Segment Start: RECORD SET
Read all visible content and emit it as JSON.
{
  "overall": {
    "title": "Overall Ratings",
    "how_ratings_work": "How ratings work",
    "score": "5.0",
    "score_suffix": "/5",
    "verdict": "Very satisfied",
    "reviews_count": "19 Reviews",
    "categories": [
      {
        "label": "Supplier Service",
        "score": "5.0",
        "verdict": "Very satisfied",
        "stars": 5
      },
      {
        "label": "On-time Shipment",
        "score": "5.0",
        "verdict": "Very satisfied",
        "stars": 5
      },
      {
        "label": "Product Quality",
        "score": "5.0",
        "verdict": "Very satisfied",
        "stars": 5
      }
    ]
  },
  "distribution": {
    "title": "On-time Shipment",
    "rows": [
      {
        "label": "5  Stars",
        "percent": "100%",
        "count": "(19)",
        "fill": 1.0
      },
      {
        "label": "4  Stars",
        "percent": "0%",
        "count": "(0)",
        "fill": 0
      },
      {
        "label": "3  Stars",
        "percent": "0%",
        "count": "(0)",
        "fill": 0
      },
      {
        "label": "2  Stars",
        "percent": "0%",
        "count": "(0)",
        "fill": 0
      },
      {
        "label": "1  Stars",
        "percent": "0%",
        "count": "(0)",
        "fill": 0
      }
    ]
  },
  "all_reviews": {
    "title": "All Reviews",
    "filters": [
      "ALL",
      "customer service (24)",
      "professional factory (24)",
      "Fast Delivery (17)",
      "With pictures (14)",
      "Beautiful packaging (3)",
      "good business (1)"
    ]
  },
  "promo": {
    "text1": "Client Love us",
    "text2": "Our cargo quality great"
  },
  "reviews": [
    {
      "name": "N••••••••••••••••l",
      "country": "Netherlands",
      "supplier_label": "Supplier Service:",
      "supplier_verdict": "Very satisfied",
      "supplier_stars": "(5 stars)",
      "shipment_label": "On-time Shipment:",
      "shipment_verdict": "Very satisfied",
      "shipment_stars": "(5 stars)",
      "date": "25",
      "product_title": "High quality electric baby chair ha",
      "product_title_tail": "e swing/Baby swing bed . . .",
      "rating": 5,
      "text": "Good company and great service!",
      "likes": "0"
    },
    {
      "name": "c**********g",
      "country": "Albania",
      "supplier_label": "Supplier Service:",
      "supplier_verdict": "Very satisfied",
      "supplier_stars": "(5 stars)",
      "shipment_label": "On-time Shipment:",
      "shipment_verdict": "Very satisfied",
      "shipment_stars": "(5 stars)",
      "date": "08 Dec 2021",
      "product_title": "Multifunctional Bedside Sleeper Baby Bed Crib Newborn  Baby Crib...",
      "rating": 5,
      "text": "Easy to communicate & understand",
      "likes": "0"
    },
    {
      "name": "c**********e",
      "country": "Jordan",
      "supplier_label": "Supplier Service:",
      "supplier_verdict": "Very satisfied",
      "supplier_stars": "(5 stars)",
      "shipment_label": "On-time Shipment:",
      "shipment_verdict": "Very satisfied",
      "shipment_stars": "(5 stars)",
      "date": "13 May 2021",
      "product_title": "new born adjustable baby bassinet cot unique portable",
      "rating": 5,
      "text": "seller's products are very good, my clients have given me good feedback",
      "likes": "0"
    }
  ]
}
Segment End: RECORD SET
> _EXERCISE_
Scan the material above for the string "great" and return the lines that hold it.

> _ANSWER BOX_
    "text2": "Our cargo quality great"
      "text": "Good company and great service!",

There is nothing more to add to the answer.